- **PROBLEM REQUIREMENTS**: Locate and copy each line in the data that contains the word "icon".

- **DATA**:
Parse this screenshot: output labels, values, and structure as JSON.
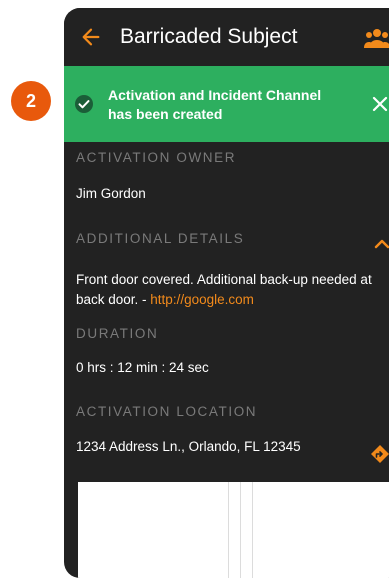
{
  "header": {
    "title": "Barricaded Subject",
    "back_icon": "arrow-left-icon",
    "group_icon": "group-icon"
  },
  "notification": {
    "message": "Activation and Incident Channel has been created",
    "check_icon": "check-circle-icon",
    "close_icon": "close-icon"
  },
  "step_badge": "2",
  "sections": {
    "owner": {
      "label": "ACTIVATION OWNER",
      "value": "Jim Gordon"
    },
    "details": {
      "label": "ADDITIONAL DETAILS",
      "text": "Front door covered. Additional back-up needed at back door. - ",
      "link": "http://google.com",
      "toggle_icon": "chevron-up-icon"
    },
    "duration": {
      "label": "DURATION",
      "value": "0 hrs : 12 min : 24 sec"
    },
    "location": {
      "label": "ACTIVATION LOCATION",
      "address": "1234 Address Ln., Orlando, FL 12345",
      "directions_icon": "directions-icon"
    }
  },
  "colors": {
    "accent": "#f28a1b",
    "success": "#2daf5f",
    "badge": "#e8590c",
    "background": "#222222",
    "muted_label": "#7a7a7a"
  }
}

- **RESPONSE FOR THIS EXERCISE**:
    "back_icon": "arrow-left-icon",
    "group_icon": "group-icon"
    "check_icon": "check-circle-icon",
    "close_icon": "close-icon"
      "toggle_icon": "chevron-up-icon"
      "directions_icon": "directions-icon"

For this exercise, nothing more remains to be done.